Learn how one innovative HIT startup Eligible is modernizing the insurance eligibility process through harnessing big data one query at a time. Eligible’s co-founder Katelyn Gleason explains.
It’s no secret that big data promises to impact the US healthcare system in a really big way: It’s estimated that it could create more than $300 billion in value every year by enhancing quality and developing efficiencies to reduce expenditures. That is, indeed, big. But who’s going to take on that tall task of deciphering all that data to create efficient workflow practices? Well, there’s Eligible for starters.
The emerging San Francisco-based startup has embarked on the big data enterprise by creating an API (application programming interface) for healthcare eligibility queries. Today, most eligibility queries are still conducted via telephone, which is often a time-consuming, costly and ineffective method of ensuring patients have coverage for medical procedures. On average, it costs between $3 and $4 to process one such claim, and according to Eligible’s co-founder Katelyn Gleason, that’s not the only cost.
“I can’t tell you how many times a doctor winds up unpaid for his or her work because the patient ends up not having coverage… or how many times a patient ends up with a massive bill from a procedure that took place six months ago because he or she thought it would be covered by insurance,” said Gleason. “Access to this information needs to be instant; the existing 30-minute phone calls and manual paperwork are just not cutting it anymore.”
The API Approach
It was those very frustrations that drove Gleason and co-founder Patrice Krakow to form Eligible last November. Gleason learned firsthand about healthcare’s struggle with data interoperability early on in her career as an employee at DrChrono. She met Krakow, who worked in data integrations (specifically in data exchange) for 15 years, via stackoverflow.com during her quest to learn more about X12 EDI (electronic data exchange) and HL7 (Health Level Seven) standards used by all insurance companies/data sources across the country.
After examining the inadequacies of the current data query technologies driven by X12 EDI legacy systems, the pair bootstrapped Eligible in the attempt to develop a more effective product. Eight months later, Eligible’s REST API was completed and entered the market with the promise to bring swiftness and simplicity to the eligibility query process to medical providers and insurance carriers alike.
Today, Eligible’s API is connected to 700 insurance companies throughout the US, and it’s quickly gaining an edge on its competition thanks to its volume pricing. Even a minimum of 250,000 transactions per month only carries a five cent price tag per transaction, a notable cost reduction compared to offline queries. Companies like Kareo are processing thousands of transactions daily through Eligible; in total, the startup processes more than 10 thousand daily transactions for its customers. With that kind of capability and flexibility built into such technology, it’s easy to see why the market is sitting up and taking notice.

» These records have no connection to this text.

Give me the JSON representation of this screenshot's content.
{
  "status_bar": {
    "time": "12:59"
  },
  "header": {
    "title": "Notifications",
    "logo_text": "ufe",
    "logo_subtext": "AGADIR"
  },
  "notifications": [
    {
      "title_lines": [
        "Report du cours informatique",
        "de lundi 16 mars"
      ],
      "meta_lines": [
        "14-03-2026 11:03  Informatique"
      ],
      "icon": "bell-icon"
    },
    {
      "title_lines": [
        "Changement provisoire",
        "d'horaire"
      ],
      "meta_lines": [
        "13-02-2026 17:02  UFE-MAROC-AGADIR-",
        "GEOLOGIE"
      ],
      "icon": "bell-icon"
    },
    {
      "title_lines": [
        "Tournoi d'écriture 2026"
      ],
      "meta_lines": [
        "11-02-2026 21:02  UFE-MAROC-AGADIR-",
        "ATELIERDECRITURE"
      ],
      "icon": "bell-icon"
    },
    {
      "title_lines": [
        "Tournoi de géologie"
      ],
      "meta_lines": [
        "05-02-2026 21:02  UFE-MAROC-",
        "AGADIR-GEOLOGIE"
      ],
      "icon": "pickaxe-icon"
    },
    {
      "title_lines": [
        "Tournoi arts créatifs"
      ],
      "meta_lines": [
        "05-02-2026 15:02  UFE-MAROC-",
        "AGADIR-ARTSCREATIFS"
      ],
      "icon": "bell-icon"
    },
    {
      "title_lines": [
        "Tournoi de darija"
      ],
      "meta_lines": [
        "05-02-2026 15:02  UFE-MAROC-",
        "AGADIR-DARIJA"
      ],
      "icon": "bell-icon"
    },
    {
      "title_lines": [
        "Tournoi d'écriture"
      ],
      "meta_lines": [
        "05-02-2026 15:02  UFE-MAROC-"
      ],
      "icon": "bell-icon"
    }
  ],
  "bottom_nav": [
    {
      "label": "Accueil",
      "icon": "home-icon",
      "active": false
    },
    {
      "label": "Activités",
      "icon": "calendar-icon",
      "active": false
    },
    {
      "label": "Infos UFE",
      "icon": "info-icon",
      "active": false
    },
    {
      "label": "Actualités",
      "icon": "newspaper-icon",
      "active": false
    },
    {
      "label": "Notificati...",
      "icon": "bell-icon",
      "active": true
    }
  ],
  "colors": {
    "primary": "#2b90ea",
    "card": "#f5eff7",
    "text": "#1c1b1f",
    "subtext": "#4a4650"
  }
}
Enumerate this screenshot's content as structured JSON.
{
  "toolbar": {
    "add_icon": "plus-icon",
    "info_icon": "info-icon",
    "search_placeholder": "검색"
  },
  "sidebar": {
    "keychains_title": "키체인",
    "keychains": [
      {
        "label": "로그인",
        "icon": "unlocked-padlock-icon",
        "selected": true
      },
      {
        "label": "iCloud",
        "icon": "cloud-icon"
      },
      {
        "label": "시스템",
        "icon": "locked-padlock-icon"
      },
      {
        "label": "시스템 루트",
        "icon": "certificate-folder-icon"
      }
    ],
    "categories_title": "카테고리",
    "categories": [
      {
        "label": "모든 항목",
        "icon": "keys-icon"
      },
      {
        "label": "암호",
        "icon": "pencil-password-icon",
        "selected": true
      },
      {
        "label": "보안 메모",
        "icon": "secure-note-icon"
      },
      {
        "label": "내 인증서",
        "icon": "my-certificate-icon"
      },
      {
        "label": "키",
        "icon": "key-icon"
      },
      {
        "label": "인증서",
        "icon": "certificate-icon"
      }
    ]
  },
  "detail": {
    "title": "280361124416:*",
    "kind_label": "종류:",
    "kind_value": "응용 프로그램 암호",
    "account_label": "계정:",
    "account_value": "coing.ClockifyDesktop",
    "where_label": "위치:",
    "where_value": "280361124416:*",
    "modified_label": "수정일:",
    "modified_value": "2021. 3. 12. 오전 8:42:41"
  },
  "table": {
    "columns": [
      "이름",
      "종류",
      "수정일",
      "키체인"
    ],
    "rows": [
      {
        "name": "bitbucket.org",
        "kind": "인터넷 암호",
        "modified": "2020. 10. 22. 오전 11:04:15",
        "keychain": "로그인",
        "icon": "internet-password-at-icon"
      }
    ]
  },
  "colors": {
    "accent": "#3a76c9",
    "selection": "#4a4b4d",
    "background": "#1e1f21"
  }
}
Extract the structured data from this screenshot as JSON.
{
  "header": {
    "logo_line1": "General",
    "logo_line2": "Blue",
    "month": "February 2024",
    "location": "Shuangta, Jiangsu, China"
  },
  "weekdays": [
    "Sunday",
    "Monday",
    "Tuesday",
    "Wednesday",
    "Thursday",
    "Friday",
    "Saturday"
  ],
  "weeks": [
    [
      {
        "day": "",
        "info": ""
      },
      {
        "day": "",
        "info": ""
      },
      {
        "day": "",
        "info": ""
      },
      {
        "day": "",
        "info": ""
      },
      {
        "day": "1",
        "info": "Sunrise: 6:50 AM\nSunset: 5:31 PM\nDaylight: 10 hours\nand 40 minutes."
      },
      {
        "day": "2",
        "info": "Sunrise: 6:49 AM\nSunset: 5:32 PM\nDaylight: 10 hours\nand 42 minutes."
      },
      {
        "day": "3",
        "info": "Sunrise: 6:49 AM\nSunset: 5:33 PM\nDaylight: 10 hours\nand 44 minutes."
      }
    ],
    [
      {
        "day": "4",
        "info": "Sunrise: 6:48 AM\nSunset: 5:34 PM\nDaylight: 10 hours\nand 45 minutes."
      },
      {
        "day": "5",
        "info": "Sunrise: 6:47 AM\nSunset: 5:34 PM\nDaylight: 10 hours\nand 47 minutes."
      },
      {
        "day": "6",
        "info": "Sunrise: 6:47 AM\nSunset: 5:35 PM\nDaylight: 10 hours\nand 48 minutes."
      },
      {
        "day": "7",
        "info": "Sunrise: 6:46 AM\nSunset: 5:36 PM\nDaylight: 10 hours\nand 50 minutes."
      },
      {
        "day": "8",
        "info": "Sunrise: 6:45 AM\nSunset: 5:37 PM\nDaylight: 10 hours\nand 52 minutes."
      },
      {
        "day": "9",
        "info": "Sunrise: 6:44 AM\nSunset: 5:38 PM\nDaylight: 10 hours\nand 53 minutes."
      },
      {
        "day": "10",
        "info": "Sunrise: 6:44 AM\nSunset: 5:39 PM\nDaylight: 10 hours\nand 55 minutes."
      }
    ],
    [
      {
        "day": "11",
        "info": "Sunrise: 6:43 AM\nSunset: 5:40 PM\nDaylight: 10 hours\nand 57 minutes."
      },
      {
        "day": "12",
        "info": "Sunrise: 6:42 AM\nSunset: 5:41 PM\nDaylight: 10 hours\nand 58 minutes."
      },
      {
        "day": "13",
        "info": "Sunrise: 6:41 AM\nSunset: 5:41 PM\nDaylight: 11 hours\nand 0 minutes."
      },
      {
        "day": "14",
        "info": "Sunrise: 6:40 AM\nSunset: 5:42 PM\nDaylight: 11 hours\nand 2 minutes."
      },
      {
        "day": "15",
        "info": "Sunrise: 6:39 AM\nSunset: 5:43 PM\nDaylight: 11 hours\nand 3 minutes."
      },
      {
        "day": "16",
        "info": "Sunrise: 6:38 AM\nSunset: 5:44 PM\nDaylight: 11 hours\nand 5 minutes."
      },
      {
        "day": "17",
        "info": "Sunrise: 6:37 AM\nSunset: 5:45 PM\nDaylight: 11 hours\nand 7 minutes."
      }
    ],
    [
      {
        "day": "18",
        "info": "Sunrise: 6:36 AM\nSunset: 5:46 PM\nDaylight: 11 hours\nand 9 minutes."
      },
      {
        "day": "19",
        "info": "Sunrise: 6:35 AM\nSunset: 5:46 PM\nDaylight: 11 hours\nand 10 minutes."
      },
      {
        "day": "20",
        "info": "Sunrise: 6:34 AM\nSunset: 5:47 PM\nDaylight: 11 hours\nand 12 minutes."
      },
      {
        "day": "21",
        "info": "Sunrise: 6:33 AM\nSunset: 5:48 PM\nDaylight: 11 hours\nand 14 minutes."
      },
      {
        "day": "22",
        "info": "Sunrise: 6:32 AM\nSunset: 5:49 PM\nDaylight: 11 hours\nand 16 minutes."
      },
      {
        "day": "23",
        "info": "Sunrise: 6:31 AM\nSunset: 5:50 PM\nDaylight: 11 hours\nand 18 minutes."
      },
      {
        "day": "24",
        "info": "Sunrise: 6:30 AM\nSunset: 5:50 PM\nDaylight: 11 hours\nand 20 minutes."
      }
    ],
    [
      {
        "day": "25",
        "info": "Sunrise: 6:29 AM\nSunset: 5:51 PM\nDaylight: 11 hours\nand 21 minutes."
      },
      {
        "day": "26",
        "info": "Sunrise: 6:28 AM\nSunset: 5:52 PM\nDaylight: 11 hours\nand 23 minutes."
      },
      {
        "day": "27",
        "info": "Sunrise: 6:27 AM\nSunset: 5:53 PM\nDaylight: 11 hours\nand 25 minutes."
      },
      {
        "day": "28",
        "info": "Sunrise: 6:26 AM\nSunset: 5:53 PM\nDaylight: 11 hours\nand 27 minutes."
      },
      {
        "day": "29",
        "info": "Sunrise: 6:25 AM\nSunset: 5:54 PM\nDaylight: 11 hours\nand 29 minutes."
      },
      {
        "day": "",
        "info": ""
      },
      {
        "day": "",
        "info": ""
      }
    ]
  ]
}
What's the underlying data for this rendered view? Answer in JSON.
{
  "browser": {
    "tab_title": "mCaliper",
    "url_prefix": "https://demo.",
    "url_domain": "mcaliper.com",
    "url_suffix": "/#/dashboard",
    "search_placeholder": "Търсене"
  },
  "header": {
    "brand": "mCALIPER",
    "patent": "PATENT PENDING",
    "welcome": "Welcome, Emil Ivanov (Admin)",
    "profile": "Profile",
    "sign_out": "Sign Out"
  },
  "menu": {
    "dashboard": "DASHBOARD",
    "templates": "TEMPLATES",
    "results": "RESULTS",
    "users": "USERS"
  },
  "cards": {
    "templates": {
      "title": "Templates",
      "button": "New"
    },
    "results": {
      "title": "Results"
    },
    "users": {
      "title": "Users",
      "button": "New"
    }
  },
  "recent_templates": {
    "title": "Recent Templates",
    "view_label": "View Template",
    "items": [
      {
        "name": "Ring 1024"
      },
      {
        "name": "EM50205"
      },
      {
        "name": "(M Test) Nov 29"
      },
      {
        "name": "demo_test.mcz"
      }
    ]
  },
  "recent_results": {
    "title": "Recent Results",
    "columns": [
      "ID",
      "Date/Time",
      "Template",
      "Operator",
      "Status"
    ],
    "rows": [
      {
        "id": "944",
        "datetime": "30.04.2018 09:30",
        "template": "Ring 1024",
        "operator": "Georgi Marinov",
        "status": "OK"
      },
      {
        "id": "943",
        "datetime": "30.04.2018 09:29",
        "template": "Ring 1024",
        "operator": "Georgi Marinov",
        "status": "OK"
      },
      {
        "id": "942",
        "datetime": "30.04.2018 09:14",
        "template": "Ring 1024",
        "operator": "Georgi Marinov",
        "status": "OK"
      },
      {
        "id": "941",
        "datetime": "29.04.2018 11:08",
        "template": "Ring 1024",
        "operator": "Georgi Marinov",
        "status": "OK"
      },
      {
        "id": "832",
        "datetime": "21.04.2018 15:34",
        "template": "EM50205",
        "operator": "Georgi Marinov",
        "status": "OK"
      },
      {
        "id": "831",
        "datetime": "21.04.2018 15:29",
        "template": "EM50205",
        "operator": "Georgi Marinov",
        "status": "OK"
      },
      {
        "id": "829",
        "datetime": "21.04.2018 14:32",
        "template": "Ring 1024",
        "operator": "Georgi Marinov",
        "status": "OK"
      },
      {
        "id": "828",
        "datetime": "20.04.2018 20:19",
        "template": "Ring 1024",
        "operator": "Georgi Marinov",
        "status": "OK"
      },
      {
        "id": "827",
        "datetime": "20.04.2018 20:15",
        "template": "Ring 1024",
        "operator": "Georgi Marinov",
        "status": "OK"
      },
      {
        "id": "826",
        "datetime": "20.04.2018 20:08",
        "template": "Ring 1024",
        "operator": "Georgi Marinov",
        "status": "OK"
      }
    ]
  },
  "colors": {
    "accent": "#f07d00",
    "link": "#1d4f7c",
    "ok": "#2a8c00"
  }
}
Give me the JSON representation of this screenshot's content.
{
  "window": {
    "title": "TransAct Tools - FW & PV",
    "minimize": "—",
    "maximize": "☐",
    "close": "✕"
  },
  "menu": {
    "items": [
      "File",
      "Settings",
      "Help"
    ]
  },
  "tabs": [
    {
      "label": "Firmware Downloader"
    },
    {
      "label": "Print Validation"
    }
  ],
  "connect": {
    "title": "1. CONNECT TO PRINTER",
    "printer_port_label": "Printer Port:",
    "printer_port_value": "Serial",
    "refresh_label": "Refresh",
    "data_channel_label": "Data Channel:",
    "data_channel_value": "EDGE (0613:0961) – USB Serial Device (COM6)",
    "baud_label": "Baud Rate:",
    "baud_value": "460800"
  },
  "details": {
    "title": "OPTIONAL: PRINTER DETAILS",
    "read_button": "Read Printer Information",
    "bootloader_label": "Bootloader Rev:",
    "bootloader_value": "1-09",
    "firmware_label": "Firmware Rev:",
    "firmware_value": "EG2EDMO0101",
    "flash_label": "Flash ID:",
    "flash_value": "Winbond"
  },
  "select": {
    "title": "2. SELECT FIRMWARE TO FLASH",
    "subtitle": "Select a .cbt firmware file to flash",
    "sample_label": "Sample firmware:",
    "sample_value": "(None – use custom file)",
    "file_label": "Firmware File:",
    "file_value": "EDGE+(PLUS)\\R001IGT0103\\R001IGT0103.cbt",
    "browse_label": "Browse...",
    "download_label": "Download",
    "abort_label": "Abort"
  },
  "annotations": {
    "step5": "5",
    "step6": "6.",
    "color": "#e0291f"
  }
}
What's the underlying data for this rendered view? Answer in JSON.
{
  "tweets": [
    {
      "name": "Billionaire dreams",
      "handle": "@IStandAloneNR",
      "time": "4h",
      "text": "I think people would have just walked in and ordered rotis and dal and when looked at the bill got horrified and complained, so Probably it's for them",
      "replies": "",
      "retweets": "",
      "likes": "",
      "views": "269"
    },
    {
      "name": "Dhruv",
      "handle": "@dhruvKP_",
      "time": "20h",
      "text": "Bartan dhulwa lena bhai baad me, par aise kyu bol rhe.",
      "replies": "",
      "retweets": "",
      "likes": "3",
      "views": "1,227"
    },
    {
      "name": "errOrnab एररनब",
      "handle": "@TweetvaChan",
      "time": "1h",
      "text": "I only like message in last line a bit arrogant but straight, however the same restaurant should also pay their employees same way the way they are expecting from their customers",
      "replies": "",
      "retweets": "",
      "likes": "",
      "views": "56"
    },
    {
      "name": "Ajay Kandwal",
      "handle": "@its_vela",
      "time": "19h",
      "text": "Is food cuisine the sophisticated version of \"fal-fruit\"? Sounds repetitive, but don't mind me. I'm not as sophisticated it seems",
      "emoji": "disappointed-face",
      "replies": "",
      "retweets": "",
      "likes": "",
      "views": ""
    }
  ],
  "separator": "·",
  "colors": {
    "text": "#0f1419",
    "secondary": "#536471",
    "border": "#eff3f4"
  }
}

“The competition uses the old X12 EDI interface, which forces customers (developers) to spend resources on months of development work,” Gleason said. “Our API allows our customers to completely bypass the EDI transactions and accomplishes the same goal of connecting to more than 700 information sources in mere hours rather than months.”
Gleason continued: “The competition has a perverse incentive to offer the same, easy-to-implement service because they are also the providers of applications for hospitals and other health organizations, thus they would be cannibalizing themselves to innovate beyond that. They like the fact that the X12 EDI interface serves as a massive barrier to entry.”
While some may continue to bolster those barriers, Gleason and Krakow are far more interested in breaking them down –and quick. Although Eligible will be busy tapping into the ample market of eligibility queries (there were approximately 2 trillion last year alone), the company is also setting its sights on bringing technical simplicity to other relevant processes, including pre-authorizations, claim status, claim submissions, and real-time claim payments.
Brace for Impact
Eligible hopes to have all those transactions running as effortlessly as Visa or MasterCard payments by the end of the year. Another large year-end goal is to hit 1 million
transactions per week, and the company’s ambitions won’t end there. “We are seeing a window of opportunity where we can be the one place where all medical transactions such as billing, diagnostic, clinical, and pharmaceutical, can be normalized, passed, and easily integrated into existing health systems,” said Gleason.
Taking on the task of breaking down the already broken-down legacy infrastructure isn’t as easy as it sounds. Nevertheless it’s a vital piece to the big data movement. The healthcare industry needs companies like Eligible to do the heavy lifting of modernizing the technological infrastructure if it’s going to garner what it hopes to gain from big data.
Thanks to a healthy head start, Eligible has the potential to be a formidable player in the process. It’s already proven it has both the courage and the coding skills to get the job done. To date, the startup has seen a 60% growth week over week since it started and has raised approximately $750K in seed capital from Y Combinator, Rock Health, Deerfield, Start Fund, and number of angel investors.
Bearing that in mind, the opportunities for Eligible seem substantial, as do the benefits for healthcare. How companies like Eligible will piece together the big data puzzle to create a fully integrated and efficient technical infrastructure isn’t entirely clear yet. What is apparent, however, is that big data’s potential impact is unfolding perhaps more quickly than we would expect. And Eligible seems to be a perfect example of that.